> **What to do**: Please give back the lines from the line containing "What data populates" through the end of the listing below, exactly as written and without pictures.

> **Data to process**:
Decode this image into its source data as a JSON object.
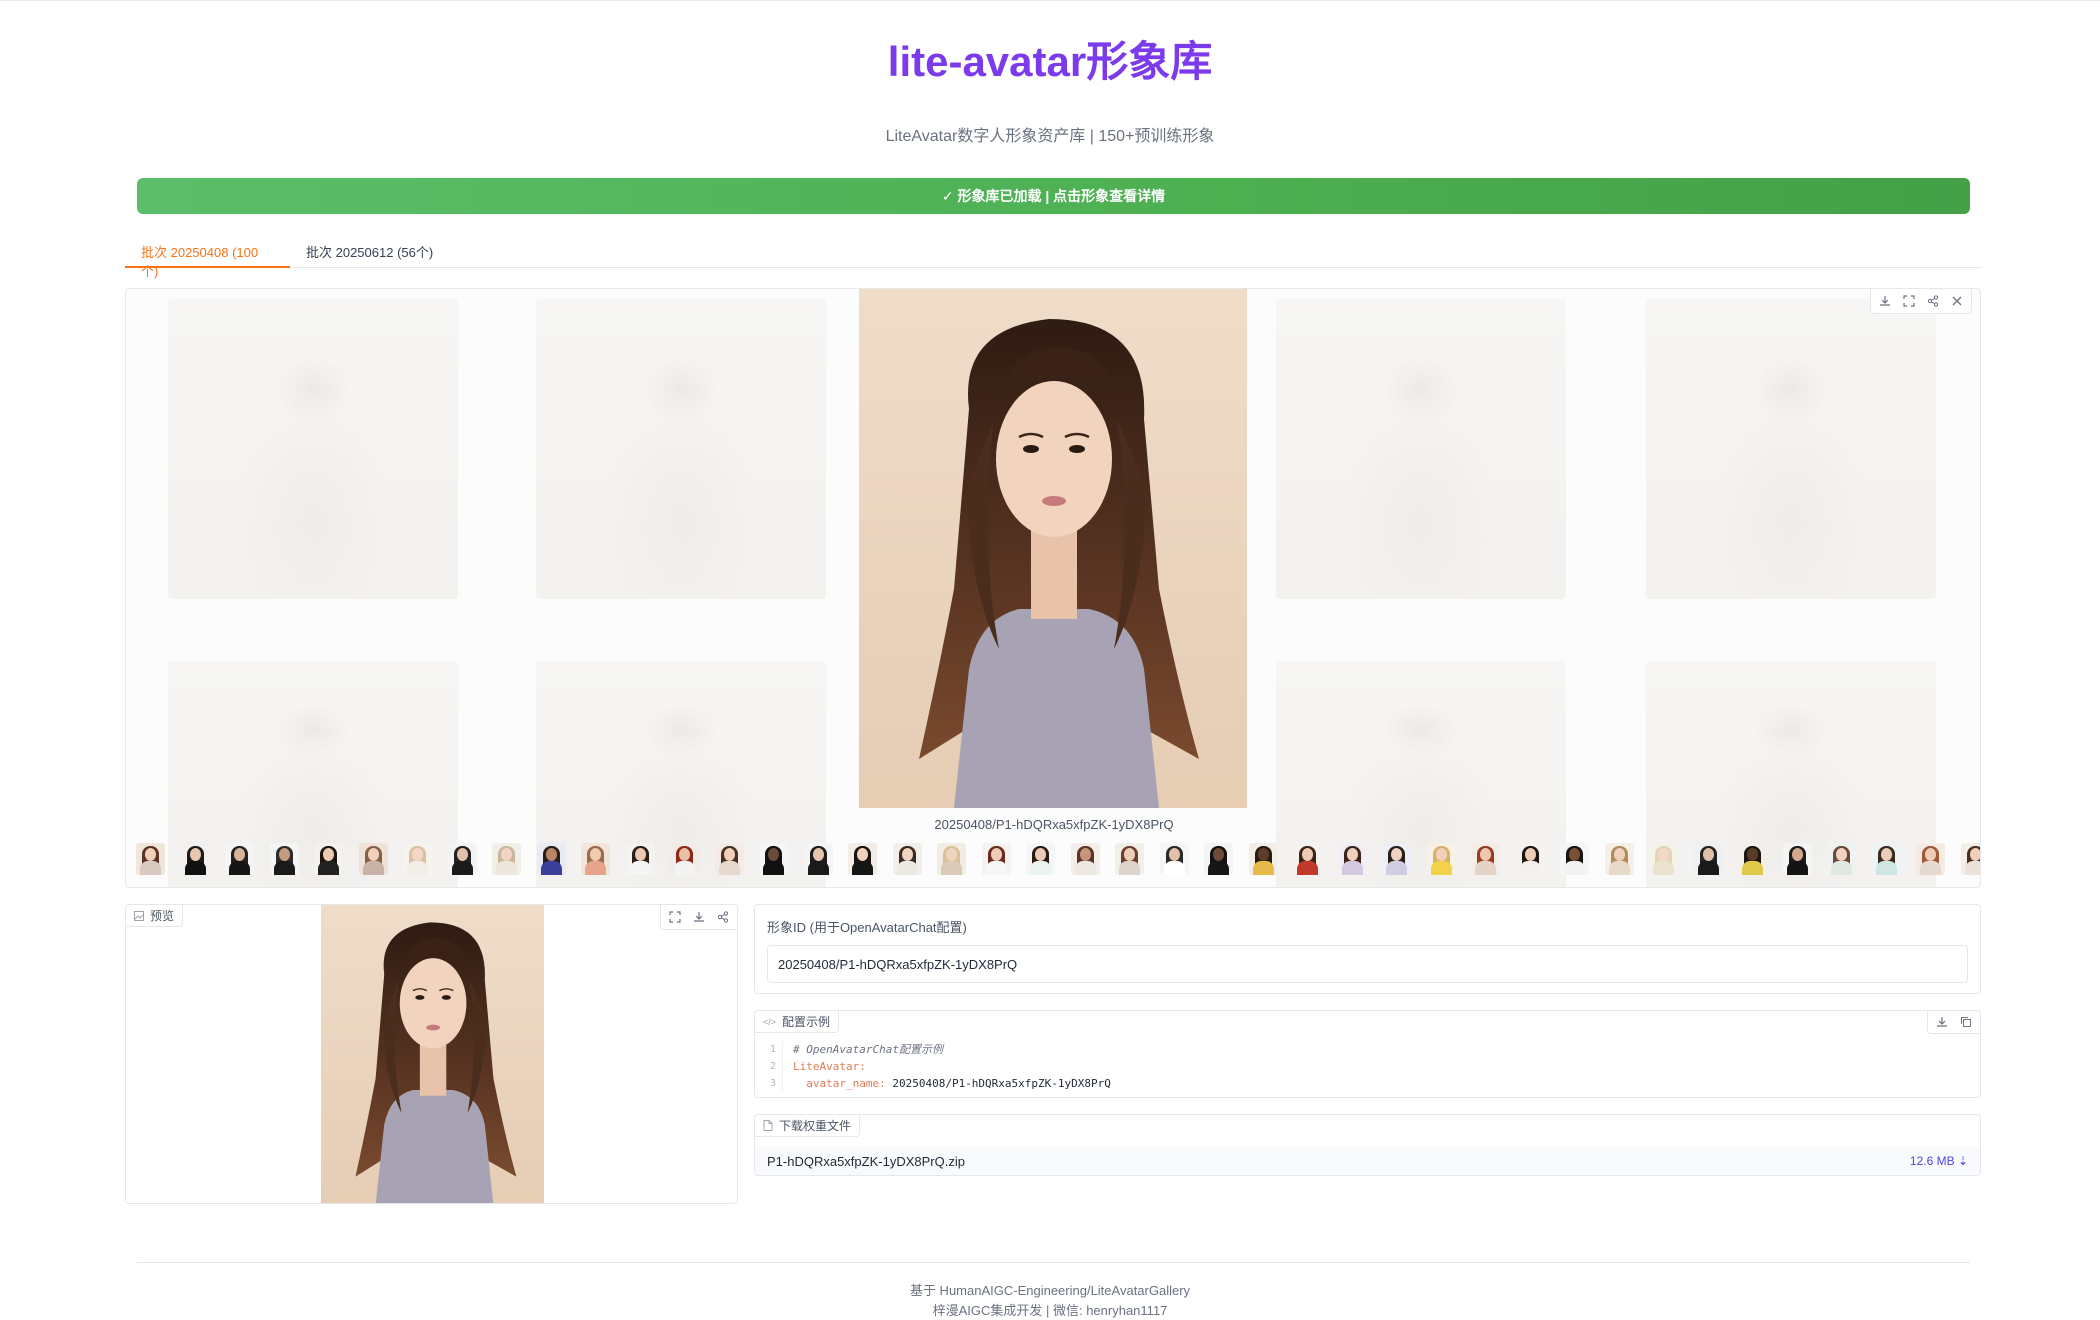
{
  "header": {
    "title": "lite-avatar形象库",
    "subtitle": "LiteAvatar数字人形象资产库 | 150+预训练形象"
  },
  "status": {
    "text": "✓ 形象库已加载 | 点击形象查看详情",
    "color": "#4caf50"
  },
  "tabs": [
    {
      "label": "批次 20250408 (100个)",
      "active": true
    },
    {
      "label": "批次 20250612 (56个)",
      "active": false
    }
  ],
  "gallery": {
    "selected_caption": "20250408/P1-hDQRxa5xfpZK-1yDX8PrQ",
    "tools": [
      "download-icon",
      "fullscreen-icon",
      "share-icon",
      "close-icon"
    ]
  },
  "preview": {
    "label": "预览",
    "tools": [
      "fullscreen-icon",
      "download-icon",
      "share-icon"
    ]
  },
  "avatar_id": {
    "label": "形象ID (用于OpenAvatarChat配置)",
    "value": "20250408/P1-hDQRxa5xfpZK-1yDX8PrQ"
  },
  "config": {
    "label": "配置示例",
    "lines": [
      {
        "num": "1",
        "comment": "# OpenAvatarChat配置示例"
      },
      {
        "num": "2",
        "key": "LiteAvatar:"
      },
      {
        "num": "3",
        "key": "  avatar_name:",
        "value": " 20250408/P1-hDQRxa5xfpZK-1yDX8PrQ"
      }
    ]
  },
  "download": {
    "label": "下载权重文件",
    "file_name": "P1-hDQRxa5xfpZK-1yDX8PrQ.zip",
    "file_size": "12.6 MB ⇣"
  },
  "footer": {
    "line1": "基于 HumanAIGC-Engineering/LiteAvatarGallery",
    "line2": "梓漫AIGC集成开发 | 微信: henryhan1117"
  },
  "colors": {
    "accent": "#7c3aed",
    "tab_active": "#f97316",
    "link": "#4f46e5"
  }
}
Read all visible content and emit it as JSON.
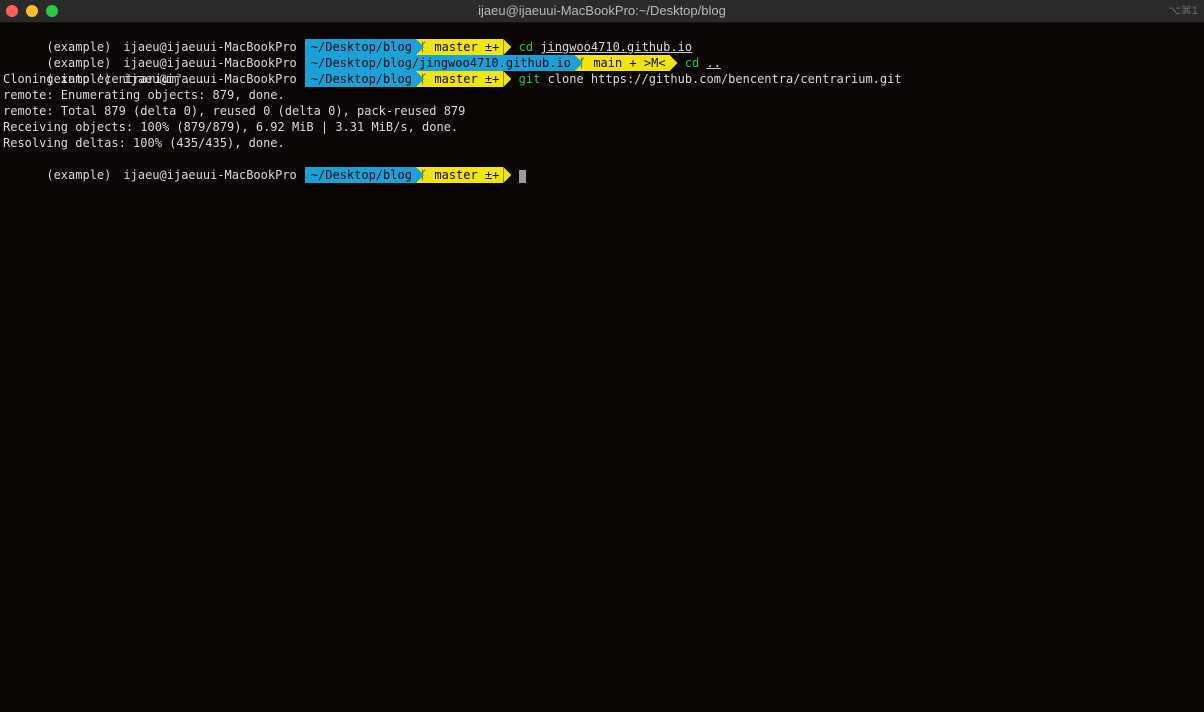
{
  "window": {
    "title": "ijaeu@ijaeuui-MacBookPro:~/Desktop/blog",
    "shortcut": "⌥⌘1"
  },
  "icons": {
    "branch": "branch-icon"
  },
  "colors": {
    "background": "#0b0606",
    "path_segment": "#1aa1d8",
    "git_segment": "#f2e40d",
    "command": "#38c04b"
  },
  "terminal": {
    "branch_glyph": "ᚴ",
    "lines": [
      {
        "type": "prompt",
        "env": "(example)",
        "user": "ijaeu@ijaeuui-MacBookPro",
        "path": "~/Desktop/blog",
        "git": "master ±+",
        "cmd": "cd",
        "arg": "jingwoo4710.github.io"
      },
      {
        "type": "prompt",
        "env": "(example)",
        "user": "ijaeu@ijaeuui-MacBookPro",
        "path": "~/Desktop/blog/jingwoo4710.github.io",
        "git": "main + >M<",
        "cmd": "cd",
        "arg": ".."
      },
      {
        "type": "prompt",
        "env": "(example)",
        "user": "ijaeu@ijaeuui-MacBookPro",
        "path": "~/Desktop/blog",
        "git": "master ±+",
        "cmd": "git",
        "arg": "clone https://github.com/bencentra/centrarium.git"
      },
      {
        "type": "output",
        "text": "Cloning into 'centrarium'..."
      },
      {
        "type": "output",
        "text": "remote: Enumerating objects: 879, done."
      },
      {
        "type": "output",
        "text": "remote: Total 879 (delta 0), reused 0 (delta 0), pack-reused 879"
      },
      {
        "type": "output",
        "text": "Receiving objects: 100% (879/879), 6.92 MiB | 3.31 MiB/s, done."
      },
      {
        "type": "output",
        "text": "Resolving deltas: 100% (435/435), done."
      },
      {
        "type": "prompt",
        "env": "(example)",
        "user": "ijaeu@ijaeuui-MacBookPro",
        "path": "~/Desktop/blog",
        "git": "master ±+",
        "cmd": "",
        "arg": ""
      }
    ]
  }
}
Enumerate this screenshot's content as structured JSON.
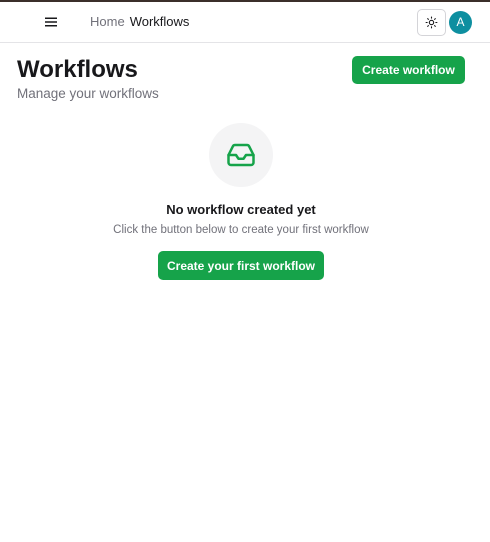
{
  "header": {
    "breadcrumb": {
      "home": "Home",
      "current": "Workflows"
    },
    "avatar_initial": "A",
    "icons": {
      "menu": "hamburger-menu-icon",
      "theme": "sun-icon"
    }
  },
  "page": {
    "title": "Workflows",
    "subtitle": "Manage your workflows",
    "create_button": "Create workflow"
  },
  "empty_state": {
    "icon": "inbox-icon",
    "title": "No workflow created yet",
    "description": "Click the button below to create your first workflow",
    "button": "Create your first workflow"
  },
  "colors": {
    "accent": "#16a34a",
    "avatar": "#0e8fa0",
    "muted_text": "#71717a",
    "border": "#e4e4e7"
  }
}
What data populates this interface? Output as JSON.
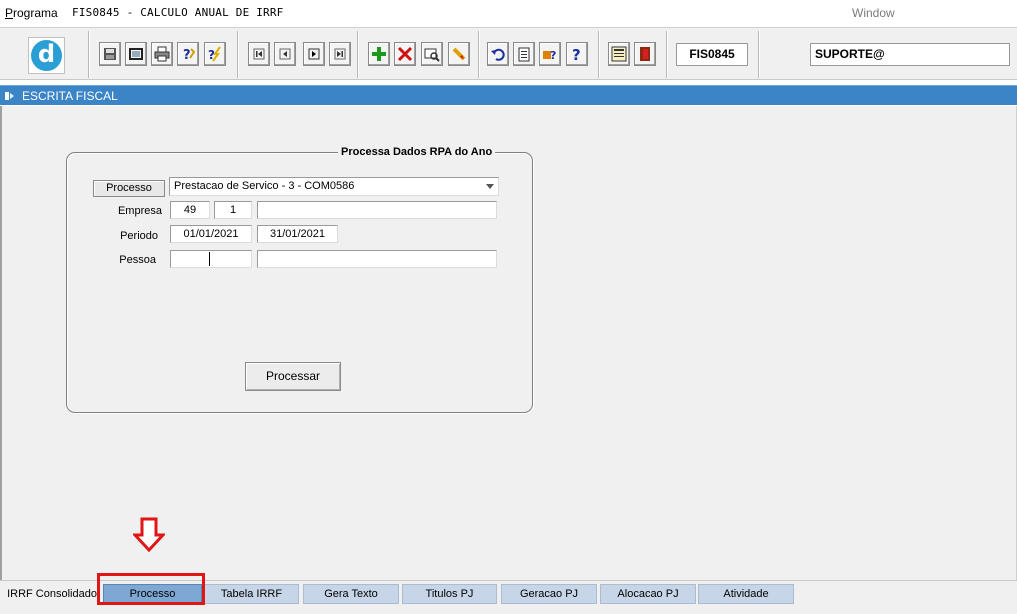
{
  "titlebar": {
    "menu_programa": "Programa",
    "title": "FIS0845 - CALCULO ANUAL DE IRRF",
    "menu_window": "Window"
  },
  "toolbar": {
    "logo_letter": "d",
    "program_code": "FIS0845",
    "user": "SUPORTE@",
    "icons": [
      "save-icon",
      "window-icon",
      "print-icon",
      "help-query-icon",
      "execute-icon",
      "first-record-icon",
      "previous-record-icon",
      "next-record-icon",
      "last-record-icon",
      "insert-record-icon",
      "delete-record-icon",
      "search-record-icon",
      "clear-icon",
      "undo-icon",
      "clipboard-icon",
      "tools-icon",
      "help-icon",
      "menu-icon",
      "exit-icon"
    ]
  },
  "header": {
    "title": "ESCRITA FISCAL"
  },
  "form": {
    "frame_title": "Processa Dados RPA do Ano",
    "processo_label": "Processo",
    "processo_value": "Prestacao de Servico - 3 - COM0586",
    "empresa_label": "Empresa",
    "empresa_code": "49",
    "empresa_branch": "1",
    "empresa_name": "",
    "periodo_label": "Periodo",
    "periodo_start": "01/01/2021",
    "periodo_end": "31/01/2021",
    "pessoa_label": "Pessoa",
    "pessoa_code": "",
    "pessoa_name": "",
    "processar_label": "Processar"
  },
  "tabs": [
    {
      "label": "IRRF Consolidado"
    },
    {
      "label": "Processo"
    },
    {
      "label": "Tabela IRRF"
    },
    {
      "label": "Gera Texto"
    },
    {
      "label": "Titulos PJ"
    },
    {
      "label": "Geracao PJ"
    },
    {
      "label": "Alocacao PJ"
    },
    {
      "label": "Atividade"
    }
  ],
  "colors": {
    "header_blue": "#3b84c6",
    "tab_blue": "#c6d6e8",
    "tab_active": "#7fa7d3",
    "annotation_red": "#e01515"
  }
}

> **Output of the task**:
What data populates this interface? Output as JSON.
{
  "titlebar": {
    "menu_programa": "Programa",
    "title": "FIS0845 - CALCULO ANUAL DE IRRF",
    "menu_window": "Window"
  },
  "toolbar": {
    "logo_letter": "d",
    "program_code": "FIS0845",
    "user": "SUPORTE@",
    "icons": [
      "save-icon",
      "window-icon",
      "print-icon",
      "help-query-icon",
      "execute-icon",
      "first-record-icon",
      "previous-record-icon",
      "next-record-icon",
      "last-record-icon",
      "insert-record-icon",
      "delete-record-icon",
      "search-record-icon",
      "clear-icon",
      "undo-icon",
      "clipboard-icon",
      "tools-icon",
      "help-icon",
      "menu-icon",
      "exit-icon"
    ]
  },
  "header": {
    "title": "ESCRITA FISCAL"
  },
  "form": {
    "frame_title": "Processa Dados RPA do Ano",
    "processo_label": "Processo",
    "processo_value": "Prestacao de Servico - 3 - COM0586",
    "empresa_label": "Empresa",
    "empresa_code": "49",
    "empresa_branch": "1",
    "empresa_name": "",
    "periodo_label": "Periodo",
    "periodo_start": "01/01/2021",
    "periodo_end": "31/01/2021",
    "pessoa_label": "Pessoa",
    "pessoa_code": "",
    "pessoa_name": "",
    "processar_label": "Processar"
  },
  "tabs": [
    {
      "label": "IRRF Consolidado"
    },
    {
      "label": "Processo"
    },
    {
      "label": "Tabela IRRF"
    },
    {
      "label": "Gera Texto"
    },
    {
      "label": "Titulos PJ"
    },
    {
      "label": "Geracao PJ"
    },
    {
      "label": "Alocacao PJ"
    },
    {
      "label": "Atividade"
    }
  ],
  "colors": {
    "header_blue": "#3b84c6",
    "tab_blue": "#c6d6e8",
    "tab_active": "#7fa7d3",
    "annotation_red": "#e01515"
  }
}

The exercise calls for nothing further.